On my commute home each evening, I pass Buckmaster Pond. The road parallels the east shore of this small pond, which means that most times of the year, the sun sets on the opposite shore. And these sunsets have been fantastic. It’s not uncommon for me to be in mid-tele conversation with someone and to suddenly shout “”I’ll call you back!”, when I happen upon another perfect sunset. I’ve learned that I need to be a bit more considerate of the caller however, especially when due to my excitement, I’ve lead them to believe I’ve just driven off the road and into the pond itself! Sorry Mom and Dad.
A Sunset on Buckmaster Pond, Westwood, MA
On this particular day last year, conditions were just right, the sun was glorious, there was a hint of clouds in the sky, and my timing was perfect. It was serendipity.
I stood behind and watched this fisherman and his friends on the shore for a while, trying different compositions in my viewfinder: portrait and landscape, zooming in and out (with my feet), and learning the pattern of his casts. I was actually a bit annoyed that he cast in what seemed to me to an awkward manner: holding the rod and reel over his head, but horizontally, not in a more traditional (to me) vertical position. For heaven’s sake, hadn’t he ever watched the Outdoor Channel? When it became clear that that rod was going to stay horizontal, plus given the ever-setting sun, I decided to make do, and started shooting.
The Lucky Fisherman
Employing the rule of thirds, I positioned the fisherman in the lower left corner and the far horizon/sun about a third of the way down in the scene. My Nikon D90 with a 35mm prime lens was set to aperture priority, f/7.1, 1/1250 sec. I boosted contrast to silhouette the subject, and saturation to bring up the colors in Corel PSP when I got home.
So here’s the interesting thing – in retrospect, his unusual casts actually helped the image. Had he held the rod vertically, as I had tried to will telepathically, the top of the rod would have been lost against the darkness of the far shore. In this position, it roughly parallels the horizontals of the shore. I think it works well. In fact, this is one of my most popular photos on my website, garnering thousands of visits and many supportive comments, for which I’m very grateful.

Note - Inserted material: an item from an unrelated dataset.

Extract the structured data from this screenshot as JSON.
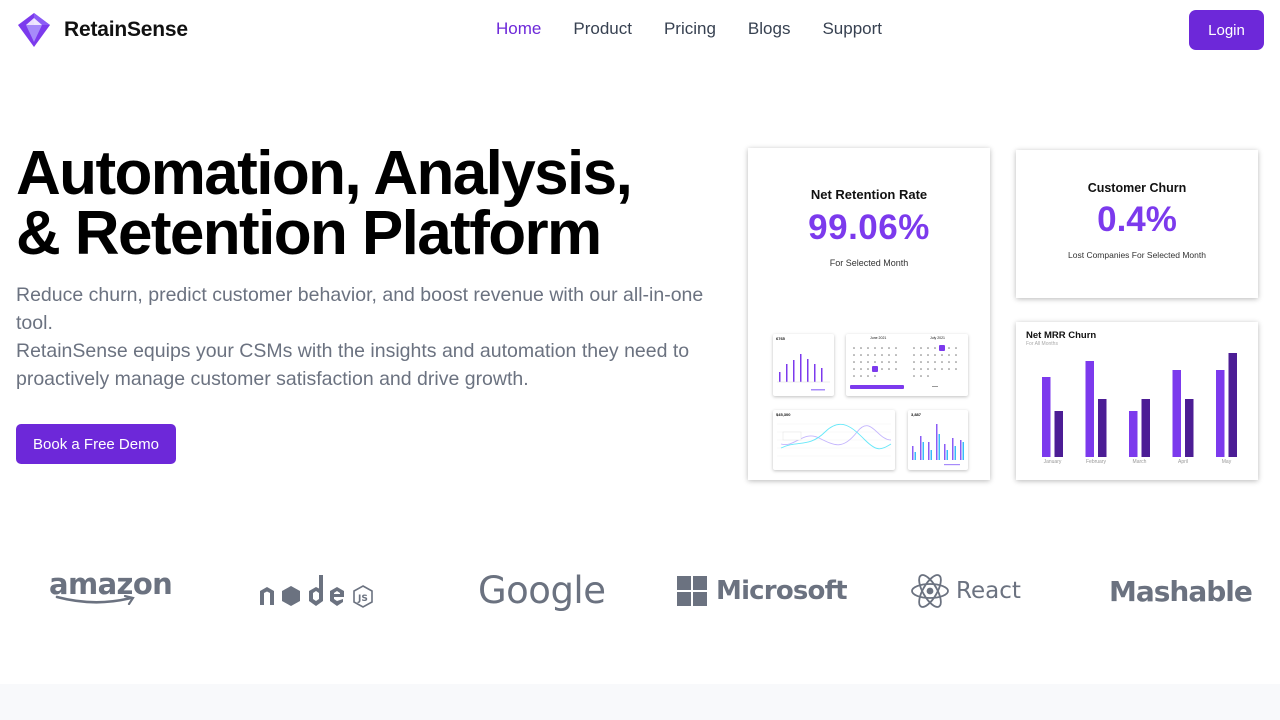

So I guess the moral of the story is this – trust your instincts when you think “there’s a picture in there”, as I like to say. Do your best to compose and consider settings, conditions, technical and aesthetic aspects. But don’t be discouraged – sometimes you do get lucky. – Posted by Ed